» **Work instructions**
Report back every line from the entries below in which the word "acres" occurs.
*** Begin section ***
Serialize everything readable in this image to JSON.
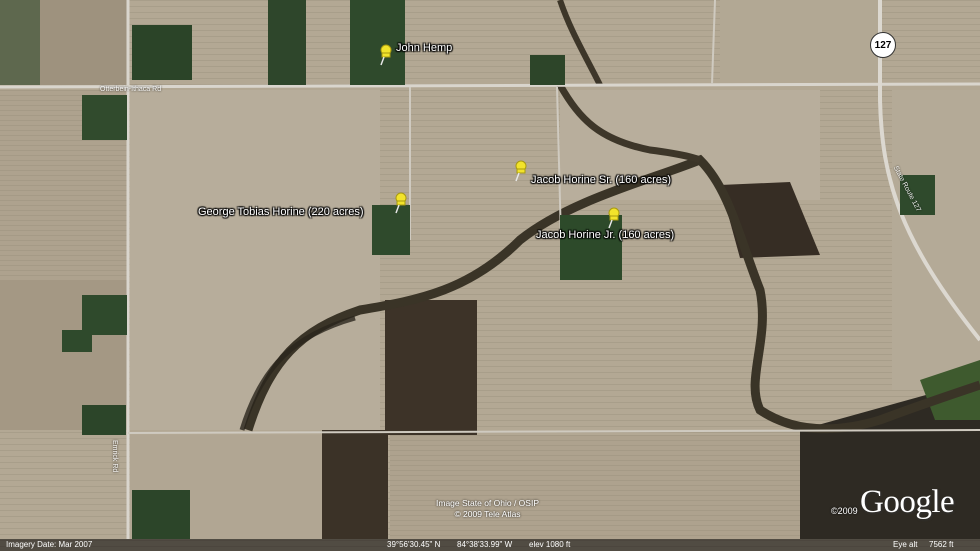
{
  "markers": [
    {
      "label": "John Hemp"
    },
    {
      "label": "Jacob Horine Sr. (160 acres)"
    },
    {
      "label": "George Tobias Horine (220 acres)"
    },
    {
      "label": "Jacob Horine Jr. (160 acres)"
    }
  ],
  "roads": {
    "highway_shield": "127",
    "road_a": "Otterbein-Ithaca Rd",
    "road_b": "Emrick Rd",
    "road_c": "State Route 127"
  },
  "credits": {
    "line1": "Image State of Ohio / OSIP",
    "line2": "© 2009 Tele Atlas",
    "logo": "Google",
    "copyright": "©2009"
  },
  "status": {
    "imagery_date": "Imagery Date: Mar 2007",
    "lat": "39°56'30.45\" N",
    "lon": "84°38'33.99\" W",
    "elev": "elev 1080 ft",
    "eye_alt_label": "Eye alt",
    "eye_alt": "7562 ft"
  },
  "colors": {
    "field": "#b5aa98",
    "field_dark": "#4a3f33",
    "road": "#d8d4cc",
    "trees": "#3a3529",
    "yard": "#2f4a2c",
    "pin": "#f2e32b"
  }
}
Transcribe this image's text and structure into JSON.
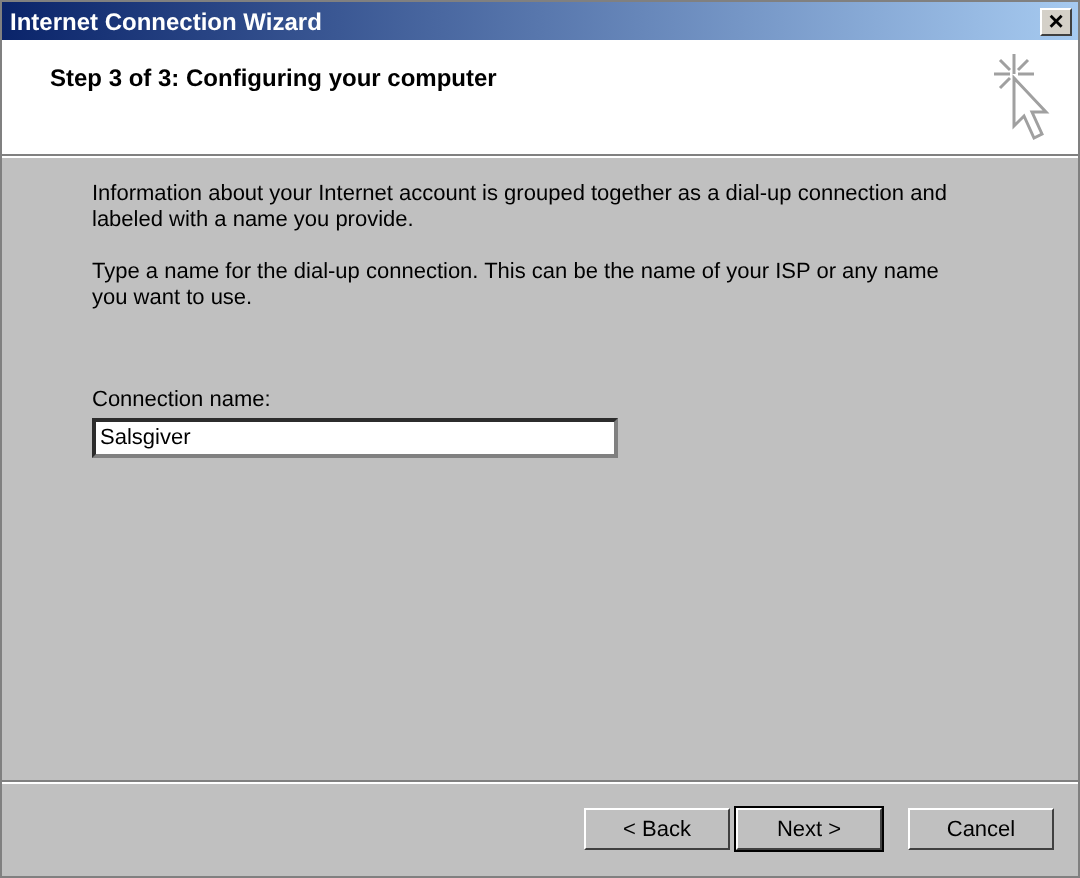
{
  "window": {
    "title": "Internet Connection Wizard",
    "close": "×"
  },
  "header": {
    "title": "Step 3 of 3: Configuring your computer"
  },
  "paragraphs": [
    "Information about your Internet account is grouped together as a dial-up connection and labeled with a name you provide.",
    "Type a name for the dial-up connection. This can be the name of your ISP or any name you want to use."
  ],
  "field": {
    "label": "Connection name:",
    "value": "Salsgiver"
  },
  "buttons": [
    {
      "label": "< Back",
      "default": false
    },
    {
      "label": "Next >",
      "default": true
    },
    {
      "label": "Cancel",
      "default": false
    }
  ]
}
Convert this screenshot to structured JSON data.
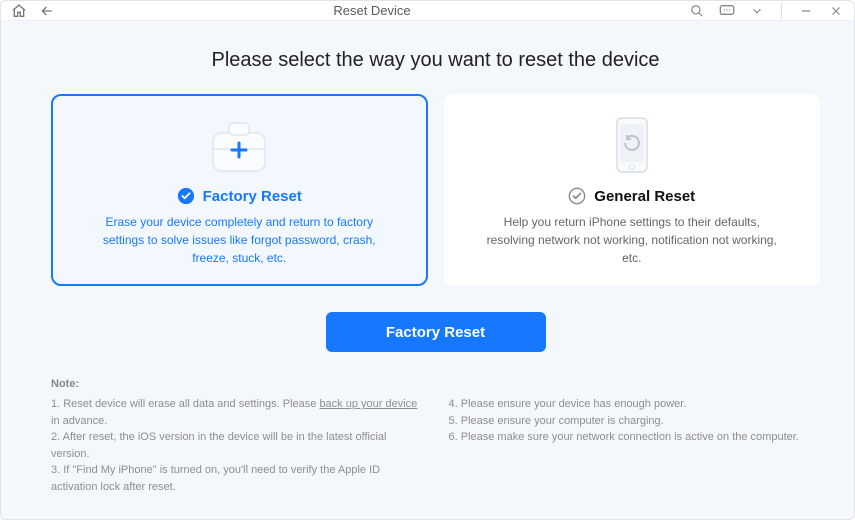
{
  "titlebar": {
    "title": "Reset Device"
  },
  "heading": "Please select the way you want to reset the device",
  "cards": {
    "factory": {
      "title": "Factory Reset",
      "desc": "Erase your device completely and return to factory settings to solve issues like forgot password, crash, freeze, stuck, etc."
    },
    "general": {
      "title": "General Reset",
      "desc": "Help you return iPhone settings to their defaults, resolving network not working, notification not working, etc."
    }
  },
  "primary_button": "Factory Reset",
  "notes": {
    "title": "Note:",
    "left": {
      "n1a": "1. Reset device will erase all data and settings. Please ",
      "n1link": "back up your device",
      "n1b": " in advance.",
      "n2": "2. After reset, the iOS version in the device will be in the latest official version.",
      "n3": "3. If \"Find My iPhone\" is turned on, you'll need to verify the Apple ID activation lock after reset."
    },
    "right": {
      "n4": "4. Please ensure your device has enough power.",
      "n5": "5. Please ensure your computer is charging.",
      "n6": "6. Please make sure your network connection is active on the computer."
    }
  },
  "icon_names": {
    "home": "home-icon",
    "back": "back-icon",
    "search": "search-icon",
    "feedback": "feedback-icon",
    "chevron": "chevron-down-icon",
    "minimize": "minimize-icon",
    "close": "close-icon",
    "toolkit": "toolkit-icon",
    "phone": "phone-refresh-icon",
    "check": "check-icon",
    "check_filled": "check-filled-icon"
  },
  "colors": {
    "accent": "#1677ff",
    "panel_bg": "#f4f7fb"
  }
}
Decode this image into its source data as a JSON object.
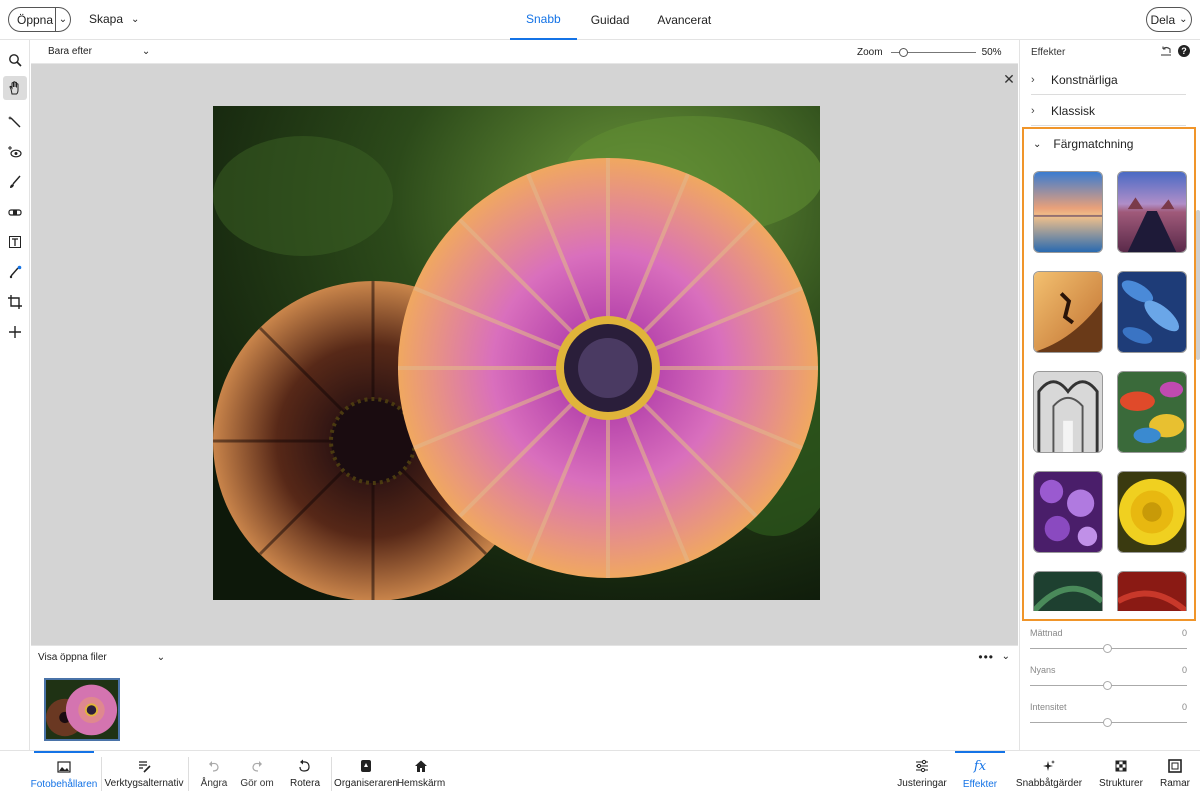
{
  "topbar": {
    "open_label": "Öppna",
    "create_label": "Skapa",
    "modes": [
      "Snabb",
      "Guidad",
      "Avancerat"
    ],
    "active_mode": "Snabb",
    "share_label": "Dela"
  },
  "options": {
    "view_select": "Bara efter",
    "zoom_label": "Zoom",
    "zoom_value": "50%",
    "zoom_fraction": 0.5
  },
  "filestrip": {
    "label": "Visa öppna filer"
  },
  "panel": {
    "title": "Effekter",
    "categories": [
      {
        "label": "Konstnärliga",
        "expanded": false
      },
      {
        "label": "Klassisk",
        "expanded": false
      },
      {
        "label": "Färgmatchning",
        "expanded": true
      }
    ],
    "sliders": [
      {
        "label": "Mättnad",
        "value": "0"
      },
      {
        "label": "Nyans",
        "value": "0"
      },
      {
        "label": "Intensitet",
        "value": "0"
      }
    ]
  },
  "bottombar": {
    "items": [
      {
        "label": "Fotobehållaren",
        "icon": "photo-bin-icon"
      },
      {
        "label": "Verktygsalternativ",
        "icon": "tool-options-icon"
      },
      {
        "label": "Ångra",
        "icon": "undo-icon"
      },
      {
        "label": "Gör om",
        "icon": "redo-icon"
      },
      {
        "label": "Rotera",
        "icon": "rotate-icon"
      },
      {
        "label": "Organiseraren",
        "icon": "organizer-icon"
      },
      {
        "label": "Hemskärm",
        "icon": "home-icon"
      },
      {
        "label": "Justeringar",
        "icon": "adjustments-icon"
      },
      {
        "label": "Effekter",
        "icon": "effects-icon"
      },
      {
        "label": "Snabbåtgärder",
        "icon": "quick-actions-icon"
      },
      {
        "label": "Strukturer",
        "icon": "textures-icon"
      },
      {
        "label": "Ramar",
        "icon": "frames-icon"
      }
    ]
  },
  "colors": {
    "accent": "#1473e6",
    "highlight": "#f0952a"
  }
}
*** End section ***
» **Your response**
      "label": "Jacob Horine Sr. (160 acres)"
      "label": "George Tobias Horine (220 acres)"
      "label": "Jacob Horine Jr. (160 acres)"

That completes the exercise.